Quiet country road, near Tooloom
I took it easy over the section of road that connects Urbenville and Legume. It has deteriorated a bit from last time but is still better than trying to ride the Mt Lindsey from Woodenbong to Legume which is possibly the worst rode I have ever been on. I have marked this road in blue on the map above, riders of sports bikes with track orientated suspension and ergonomics should think twice about proceeding past Urbenville Woodenbong. Riders of cruisers with short travel rear suspension probably will know if they want to tackle a bumpy road or not but if in doubt then be warned it is bumpy but doable if you take your time and use all the road where possible.

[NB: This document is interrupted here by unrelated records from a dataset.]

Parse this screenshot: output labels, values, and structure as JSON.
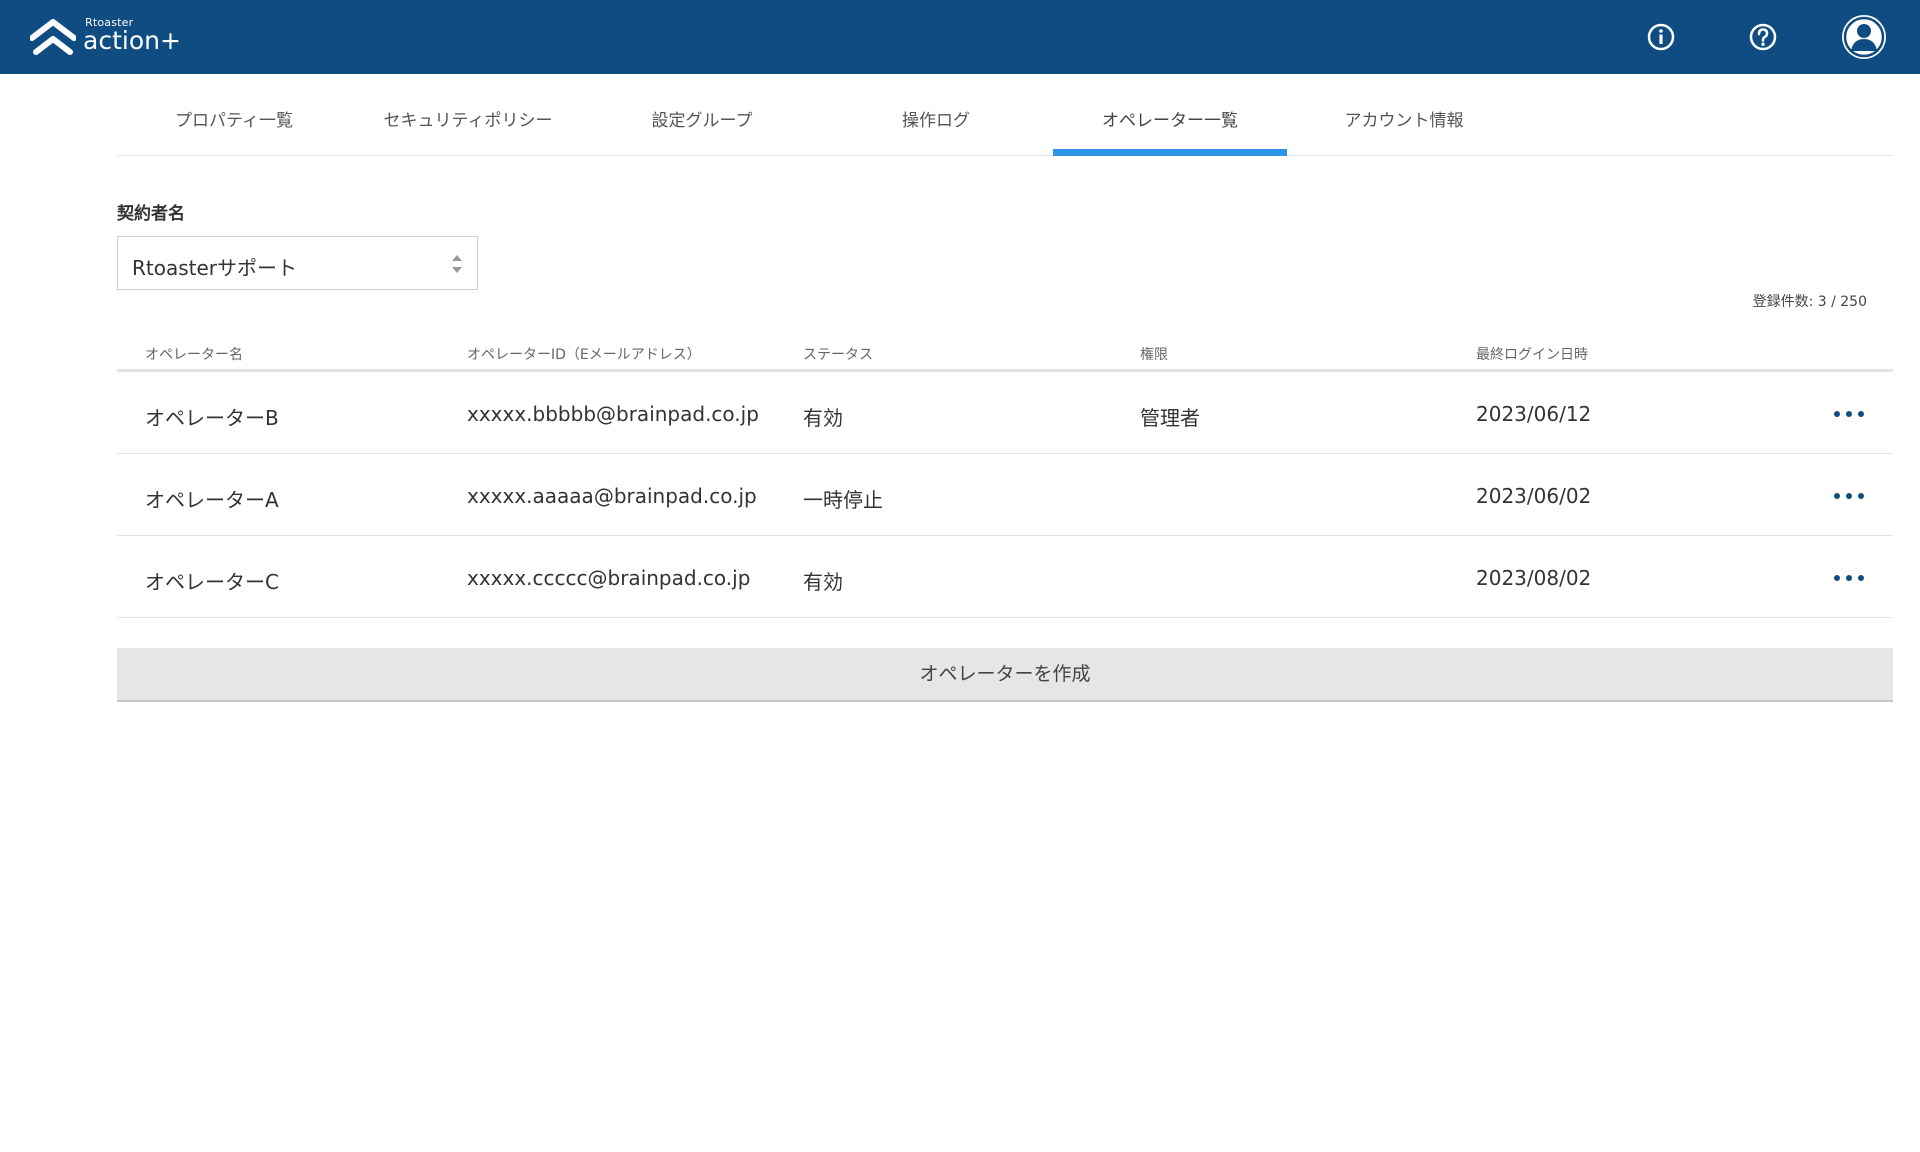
{
  "header": {
    "logo_small": "Rtoaster",
    "logo_big": "action+",
    "icons": [
      "info-icon",
      "help-icon",
      "user-avatar-icon"
    ],
    "bg_color": "#0f4c81"
  },
  "tabs": [
    {
      "label": "プロパティ一覧",
      "active": false
    },
    {
      "label": "セキュリティポリシー",
      "active": false
    },
    {
      "label": "設定グループ",
      "active": false
    },
    {
      "label": "操作ログ",
      "active": false
    },
    {
      "label": "オペレーター一覧",
      "active": true
    },
    {
      "label": "アカウント情報",
      "active": false
    }
  ],
  "contract": {
    "label": "契約者名",
    "selected": "Rtoasterサポート"
  },
  "count_text": "登録件数: 3 / 250",
  "table": {
    "headers": [
      "オペレーター名",
      "オペレーターID（Eメールアドレス）",
      "ステータス",
      "権限",
      "最終ログイン日時"
    ],
    "rows": [
      {
        "name": "オペレーターB",
        "id": "xxxxx.bbbbb@brainpad.co.jp",
        "status": "有効",
        "role": "管理者",
        "last_login": "2023/06/12"
      },
      {
        "name": "オペレーターA",
        "id": "xxxxx.aaaaa@brainpad.co.jp",
        "status": "一時停止",
        "role": "",
        "last_login": "2023/06/02"
      },
      {
        "name": "オペレーターC",
        "id": "xxxxx.ccccc@brainpad.co.jp",
        "status": "有効",
        "role": "",
        "last_login": "2023/08/02"
      }
    ]
  },
  "create_button": "オペレーターを作成",
  "accent_color": "#2e96ea"
}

Despite the bumpy road only being a short distance I usually take a rest half way at the Tooloom lookout as temptation is always to go a bit faster and then you cop a bump or dip. Anyway why not, it is a great view west to the start of the New England Tablelands. There is a seating area and information in the forest above the road lookout, access 50 metres south.
I stopped for lunch at the Queen Mary Falls Caravan Park Cafe or just the Falls Cafe for short. Food and coffee here is usually aok, and inside you will find a few motorcycle magazines to read while waiting. Be warned this place (like many) gets very busy on weekends so try make it before the midday car day trippers or be prepared for a wait. I arrived 11.15 so was leaving just as it started ramping up.

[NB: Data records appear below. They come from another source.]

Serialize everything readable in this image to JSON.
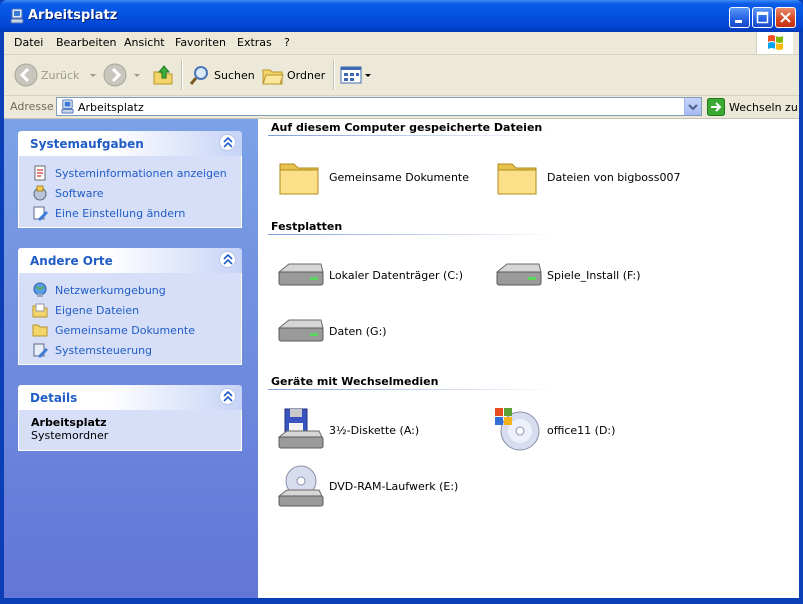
{
  "window": {
    "title": "Arbeitsplatz"
  },
  "menu": [
    "Datei",
    "Bearbeiten",
    "Ansicht",
    "Favoriten",
    "Extras",
    "?"
  ],
  "toolbar": {
    "back_label": "Zurück",
    "search_label": "Suchen",
    "folders_label": "Ordner"
  },
  "address": {
    "label": "Adresse",
    "value": "Arbeitsplatz",
    "go_label": "Wechseln zu"
  },
  "taskpane": {
    "system": {
      "title": "Systemaufgaben",
      "links": [
        {
          "label": "Systeminformationen anzeigen",
          "icon": "system-info-icon"
        },
        {
          "label": "Software",
          "icon": "software-icon"
        },
        {
          "label": "Eine Einstellung ändern",
          "icon": "settings-icon"
        }
      ]
    },
    "places": {
      "title": "Andere Orte",
      "links": [
        {
          "label": "Netzwerkumgebung",
          "icon": "network-icon"
        },
        {
          "label": "Eigene Dateien",
          "icon": "my-documents-icon"
        },
        {
          "label": "Gemeinsame Dokumente",
          "icon": "folder-icon"
        },
        {
          "label": "Systemsteuerung",
          "icon": "control-panel-icon"
        }
      ]
    },
    "details": {
      "title": "Details",
      "name": "Arbeitsplatz",
      "type": "Systemordner"
    }
  },
  "groups": [
    {
      "title": "Auf diesem Computer gespeicherte Dateien",
      "items": [
        {
          "label": "Gemeinsame Dokumente",
          "icon": "folder-icon"
        },
        {
          "label": "Dateien von bigboss007",
          "icon": "folder-icon"
        }
      ]
    },
    {
      "title": "Festplatten",
      "items": [
        {
          "label": "Lokaler Datenträger (C:)",
          "icon": "hard-drive-icon"
        },
        {
          "label": "Spiele_Install (F:)",
          "icon": "hard-drive-icon"
        },
        {
          "label": "Daten (G:)",
          "icon": "hard-drive-icon"
        }
      ]
    },
    {
      "title": "Geräte mit Wechselmedien",
      "items": [
        {
          "label": "3½-Diskette (A:)",
          "icon": "floppy-drive-icon"
        },
        {
          "label": "office11 (D:)",
          "icon": "cd-drive-icon"
        },
        {
          "label": "DVD-RAM-Laufwerk (E:)",
          "icon": "dvd-drive-icon"
        }
      ]
    }
  ],
  "colors": {
    "title_bar": "#0553e0",
    "link": "#215dc6",
    "taskpane_top": "#7ba2e7",
    "taskpane_bottom": "#6375d6"
  }
}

High meadows, Spring creek road
Creek crossing kicking it old school, 3 of these at base of northern ascent to Queen Mary Falls
I wish they would make that Vehicle Lane Departure technology standard on all 4 wheel drives – seriously what is it with the captains of these 4 tonne Tarmac Titanics that they cannot steer them better?
I’d wager these guys are WAY more intelligent than the average four wheel driver on any given Sunday. Lots of unfenced roads at Queen Mary Falls, take it easy.
I rode over Mt Alford to refuel at Aratula, basically I was riding the reverse of my usual western route to then go home via Kalbar and the Western freeway. Yea! great day of riding, just the right distance and glad to have a change from the M1 (even though I love the northern NSW border ranges)
This ride was two weeks and one whole season ago.
I was meeting up with my mate from down south and we had a bit to catch up on so I put together this ride while in route from refuel stop at Robina. My idea was a shorter but no less entertaining ride with more time left for a chat. If you have a look at the map then it is all good riding once you leave the M1 at West Burleigh until you return to thereabouts for the ride home.
The key to this ride is the portion from Mooball to Tumbulgum. A bit of local knowledge on how to join up these various roads after the new highway was built was essential when first riding this some years ago. Narrow in parts, not always clean road surface this is not for everyone but if you love back roads then give it a go.
I finally tried the lunch at the Tumbulgum pub. I just ordered my usual lunch on a Sunday ride which is a home style burger and theirs came with chips. Both were good, the beef pâté was huge if that is your thing, I actually prefer not too big but it is a lot for the money (by Australia’s current bubble economy food prices) so I can see why the place is popular. It was so popular however that my mate took a good 15 minutes to get to front of a huge queue to place our orders, I was able to secure the table and our ride gear in meantime but if by myself I would not return.
I don’t mind having to go to a counter to order and pay which seems to have become the norm here in Australia rather than table service as is the expectation in most other counties. I do however want to be served promptly if I am coming to the server rather than them to me and after this I want to sit down and remove my jacket, relax and have my food and coffee delivered to my table. Having to also collect food and take it to a table is just McDonald’s at a much higher price point.
Well anyway turned out to be a beautiful warm day and perfect for riding the Tweed valley.